    let words = substitute(a:text, '\n', ' ', 'g')
    let words = substitute(words, '\\', '\\\', 'g')

    let result = ""
    let characters = split(words, '.\zs')
    for character in characters
        if character == " "
            let result = result . "+"
        elseif s:needs_encode(character)
            let i = 0
            while i < strlen(character)
                let byte = strpart(character, i, 1)
                let decimal = char2nr(byte)
                " Avoiding command expansion
                let result = result . "\\%" . printf("%02x", decimal)
                let i += 1
            let result = result . character

    return result

" Returns 1 if the given character should be percent-encoded in a URL encoded
" string.
function! s:needs_encode(character)
    let ascii_code = char2nr(a:character)
    if ascii_code >= 48 && ascii_code <= 57
        return 0
    elseif ascii_code >= 65 && ascii_code <= 90
        return 0
    elseif ascii_code >= 97 && ascii_code <= 122
        return 0
    elseif a:character == "-" || a:character == "_" || a:character == "." || a:character == "~"
        return 0

    return 1

Your Answer

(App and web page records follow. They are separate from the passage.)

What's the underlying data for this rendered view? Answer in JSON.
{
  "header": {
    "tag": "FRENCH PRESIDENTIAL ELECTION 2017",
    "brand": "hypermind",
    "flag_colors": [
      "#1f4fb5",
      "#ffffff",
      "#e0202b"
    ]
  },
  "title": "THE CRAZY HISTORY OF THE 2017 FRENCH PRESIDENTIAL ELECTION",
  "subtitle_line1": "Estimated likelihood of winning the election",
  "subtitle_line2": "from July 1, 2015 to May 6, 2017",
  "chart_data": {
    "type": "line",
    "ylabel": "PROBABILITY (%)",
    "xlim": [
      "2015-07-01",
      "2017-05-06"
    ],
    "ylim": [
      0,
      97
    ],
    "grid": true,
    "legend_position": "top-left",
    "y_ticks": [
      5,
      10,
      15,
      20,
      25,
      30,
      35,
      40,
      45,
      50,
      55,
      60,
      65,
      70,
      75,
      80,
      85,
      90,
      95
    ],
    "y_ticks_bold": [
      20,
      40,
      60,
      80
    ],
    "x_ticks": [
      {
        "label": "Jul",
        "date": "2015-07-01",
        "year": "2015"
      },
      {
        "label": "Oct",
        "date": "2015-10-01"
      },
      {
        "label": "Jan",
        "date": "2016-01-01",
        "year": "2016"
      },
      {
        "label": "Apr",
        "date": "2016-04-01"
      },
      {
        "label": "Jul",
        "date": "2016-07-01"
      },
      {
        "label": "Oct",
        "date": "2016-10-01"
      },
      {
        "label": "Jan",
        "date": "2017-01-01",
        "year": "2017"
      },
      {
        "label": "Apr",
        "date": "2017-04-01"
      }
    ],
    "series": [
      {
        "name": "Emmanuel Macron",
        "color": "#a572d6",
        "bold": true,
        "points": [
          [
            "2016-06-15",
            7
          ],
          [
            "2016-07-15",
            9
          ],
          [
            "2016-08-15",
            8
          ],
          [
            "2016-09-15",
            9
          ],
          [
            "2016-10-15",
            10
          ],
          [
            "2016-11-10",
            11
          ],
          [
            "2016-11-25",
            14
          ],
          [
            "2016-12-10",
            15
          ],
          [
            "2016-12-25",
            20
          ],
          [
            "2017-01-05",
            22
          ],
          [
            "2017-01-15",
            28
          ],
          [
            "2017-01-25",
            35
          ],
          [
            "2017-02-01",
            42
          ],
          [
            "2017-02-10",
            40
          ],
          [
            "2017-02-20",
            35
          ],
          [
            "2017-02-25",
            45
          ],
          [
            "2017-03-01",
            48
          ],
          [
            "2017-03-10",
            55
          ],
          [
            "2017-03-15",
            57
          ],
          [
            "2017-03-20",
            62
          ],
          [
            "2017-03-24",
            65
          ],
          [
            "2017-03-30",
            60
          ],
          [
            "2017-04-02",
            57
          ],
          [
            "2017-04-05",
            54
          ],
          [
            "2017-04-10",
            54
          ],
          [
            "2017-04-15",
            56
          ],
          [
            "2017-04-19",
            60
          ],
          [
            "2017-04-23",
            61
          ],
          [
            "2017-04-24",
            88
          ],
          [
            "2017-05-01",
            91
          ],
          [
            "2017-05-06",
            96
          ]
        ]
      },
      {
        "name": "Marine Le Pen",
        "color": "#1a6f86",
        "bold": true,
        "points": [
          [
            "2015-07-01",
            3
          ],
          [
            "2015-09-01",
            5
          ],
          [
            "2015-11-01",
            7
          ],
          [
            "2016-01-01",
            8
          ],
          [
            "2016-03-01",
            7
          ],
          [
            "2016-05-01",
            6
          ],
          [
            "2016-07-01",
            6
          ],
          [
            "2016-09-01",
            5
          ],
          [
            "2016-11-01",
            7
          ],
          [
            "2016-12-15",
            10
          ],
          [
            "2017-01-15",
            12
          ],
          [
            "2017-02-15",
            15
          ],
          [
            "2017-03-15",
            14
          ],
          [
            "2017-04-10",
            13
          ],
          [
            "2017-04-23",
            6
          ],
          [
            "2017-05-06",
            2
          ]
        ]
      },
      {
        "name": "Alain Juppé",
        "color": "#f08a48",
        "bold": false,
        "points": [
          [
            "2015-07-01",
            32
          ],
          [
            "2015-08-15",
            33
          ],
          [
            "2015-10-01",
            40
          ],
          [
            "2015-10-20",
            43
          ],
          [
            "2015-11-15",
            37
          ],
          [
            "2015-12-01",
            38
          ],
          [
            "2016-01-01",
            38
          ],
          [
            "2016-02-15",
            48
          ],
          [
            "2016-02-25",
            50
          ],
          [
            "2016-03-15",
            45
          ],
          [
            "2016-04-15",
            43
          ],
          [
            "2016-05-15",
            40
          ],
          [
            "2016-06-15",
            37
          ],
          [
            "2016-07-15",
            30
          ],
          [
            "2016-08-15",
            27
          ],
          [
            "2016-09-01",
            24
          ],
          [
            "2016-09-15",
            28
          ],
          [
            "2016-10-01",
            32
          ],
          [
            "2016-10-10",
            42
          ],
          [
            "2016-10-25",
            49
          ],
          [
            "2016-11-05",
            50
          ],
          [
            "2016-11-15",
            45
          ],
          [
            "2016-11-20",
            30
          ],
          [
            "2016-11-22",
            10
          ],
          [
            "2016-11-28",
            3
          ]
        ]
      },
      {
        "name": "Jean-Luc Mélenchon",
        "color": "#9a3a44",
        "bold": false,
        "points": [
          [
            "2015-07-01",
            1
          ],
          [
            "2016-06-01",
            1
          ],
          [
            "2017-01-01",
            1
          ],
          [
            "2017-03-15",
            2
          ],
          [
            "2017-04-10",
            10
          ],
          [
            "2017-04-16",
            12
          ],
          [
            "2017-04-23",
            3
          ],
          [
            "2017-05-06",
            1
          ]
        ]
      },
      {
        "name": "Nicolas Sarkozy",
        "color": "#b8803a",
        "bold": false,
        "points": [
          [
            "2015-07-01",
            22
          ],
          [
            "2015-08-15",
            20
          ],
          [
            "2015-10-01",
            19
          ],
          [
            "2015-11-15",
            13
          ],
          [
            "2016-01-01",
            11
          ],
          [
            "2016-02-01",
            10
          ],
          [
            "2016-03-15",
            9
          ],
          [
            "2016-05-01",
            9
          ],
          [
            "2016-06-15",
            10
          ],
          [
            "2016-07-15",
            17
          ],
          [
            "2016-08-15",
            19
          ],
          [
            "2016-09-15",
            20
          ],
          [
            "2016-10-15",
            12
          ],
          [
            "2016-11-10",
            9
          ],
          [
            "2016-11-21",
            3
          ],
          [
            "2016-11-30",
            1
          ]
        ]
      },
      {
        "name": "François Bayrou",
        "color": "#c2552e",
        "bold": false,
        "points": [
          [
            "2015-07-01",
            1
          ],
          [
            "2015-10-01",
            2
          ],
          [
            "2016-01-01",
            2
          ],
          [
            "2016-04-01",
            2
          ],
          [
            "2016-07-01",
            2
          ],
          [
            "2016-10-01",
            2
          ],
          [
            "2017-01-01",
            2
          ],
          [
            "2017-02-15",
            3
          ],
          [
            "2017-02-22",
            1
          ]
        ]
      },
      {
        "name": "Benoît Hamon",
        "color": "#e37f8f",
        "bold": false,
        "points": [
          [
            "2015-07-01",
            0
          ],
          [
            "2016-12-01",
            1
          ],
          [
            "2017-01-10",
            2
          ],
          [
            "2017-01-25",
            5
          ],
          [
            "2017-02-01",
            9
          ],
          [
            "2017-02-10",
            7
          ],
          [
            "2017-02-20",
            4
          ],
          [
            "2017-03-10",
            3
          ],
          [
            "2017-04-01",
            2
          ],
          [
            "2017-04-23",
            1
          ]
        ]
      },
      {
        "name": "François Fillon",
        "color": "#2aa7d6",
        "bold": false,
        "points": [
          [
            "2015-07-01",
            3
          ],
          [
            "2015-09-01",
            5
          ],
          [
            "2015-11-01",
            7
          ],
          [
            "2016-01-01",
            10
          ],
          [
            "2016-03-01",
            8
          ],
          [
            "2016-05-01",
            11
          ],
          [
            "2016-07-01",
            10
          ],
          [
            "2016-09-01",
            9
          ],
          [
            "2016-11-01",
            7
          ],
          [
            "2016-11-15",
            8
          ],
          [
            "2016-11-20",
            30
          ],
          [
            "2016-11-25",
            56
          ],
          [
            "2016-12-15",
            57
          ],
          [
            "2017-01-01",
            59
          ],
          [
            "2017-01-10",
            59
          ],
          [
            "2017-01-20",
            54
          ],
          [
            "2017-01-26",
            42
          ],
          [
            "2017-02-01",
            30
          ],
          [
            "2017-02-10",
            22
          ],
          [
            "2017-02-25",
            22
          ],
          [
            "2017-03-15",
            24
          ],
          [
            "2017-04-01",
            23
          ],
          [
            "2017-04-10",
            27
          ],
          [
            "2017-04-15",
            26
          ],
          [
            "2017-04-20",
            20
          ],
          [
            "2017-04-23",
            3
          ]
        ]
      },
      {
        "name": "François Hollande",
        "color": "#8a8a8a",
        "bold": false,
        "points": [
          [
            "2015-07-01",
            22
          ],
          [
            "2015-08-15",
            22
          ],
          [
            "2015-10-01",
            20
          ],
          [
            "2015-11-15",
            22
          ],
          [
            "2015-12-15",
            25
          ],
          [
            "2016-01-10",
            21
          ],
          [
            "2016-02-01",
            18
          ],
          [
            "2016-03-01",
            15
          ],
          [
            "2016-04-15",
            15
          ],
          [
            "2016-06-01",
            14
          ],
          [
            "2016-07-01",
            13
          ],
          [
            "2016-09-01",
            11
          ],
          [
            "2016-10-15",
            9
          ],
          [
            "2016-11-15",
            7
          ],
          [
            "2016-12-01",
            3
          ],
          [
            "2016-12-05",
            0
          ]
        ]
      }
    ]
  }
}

By clicking “Post Your Answer”, you agree to our terms of service and acknowledge you have read our privacy policy.

Not the answer you're looking for? Browse other questions tagged or ask your own question.